What you will do - All entries below must be retyped exactly, though pictures are to be skipped.

Available records -
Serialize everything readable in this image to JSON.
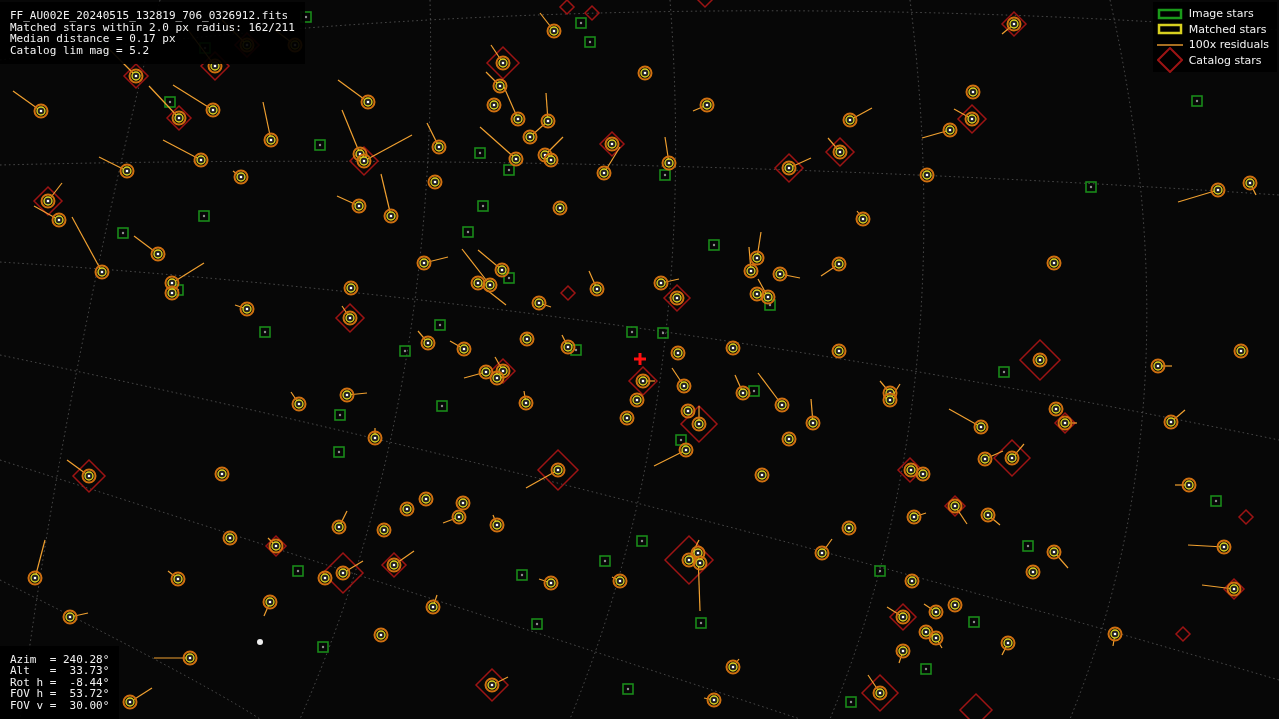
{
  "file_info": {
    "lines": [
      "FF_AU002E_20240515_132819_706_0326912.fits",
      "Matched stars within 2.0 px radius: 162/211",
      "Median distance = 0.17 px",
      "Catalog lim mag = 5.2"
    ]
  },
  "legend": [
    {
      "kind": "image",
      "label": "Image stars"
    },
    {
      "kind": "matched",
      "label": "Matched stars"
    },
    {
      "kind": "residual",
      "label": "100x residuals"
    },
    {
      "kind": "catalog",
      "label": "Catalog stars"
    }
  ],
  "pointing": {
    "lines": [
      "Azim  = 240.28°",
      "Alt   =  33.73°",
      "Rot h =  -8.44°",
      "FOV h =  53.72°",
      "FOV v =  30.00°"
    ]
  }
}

Output of the task -
Serialize everything readable in this image to JSON.
{
  "file_info": {
    "lines": [
      "FF_AU002E_20240515_132819_706_0326912.fits",
      "Matched stars within 2.0 px radius: 162/211",
      "Median distance = 0.17 px",
      "Catalog lim mag = 5.2"
    ]
  },
  "legend": [
    {
      "kind": "image",
      "label": "Image stars"
    },
    {
      "kind": "matched",
      "label": "Matched stars"
    },
    {
      "kind": "residual",
      "label": "100x residuals"
    },
    {
      "kind": "catalog",
      "label": "Catalog stars"
    }
  ],
  "pointing": {
    "lines": [
      "Azim  = 240.28°",
      "Alt   =  33.73°",
      "Rot h =  -8.44°",
      "FOV h =  53.72°",
      "FOV v =  30.00°"
    ]
  }
}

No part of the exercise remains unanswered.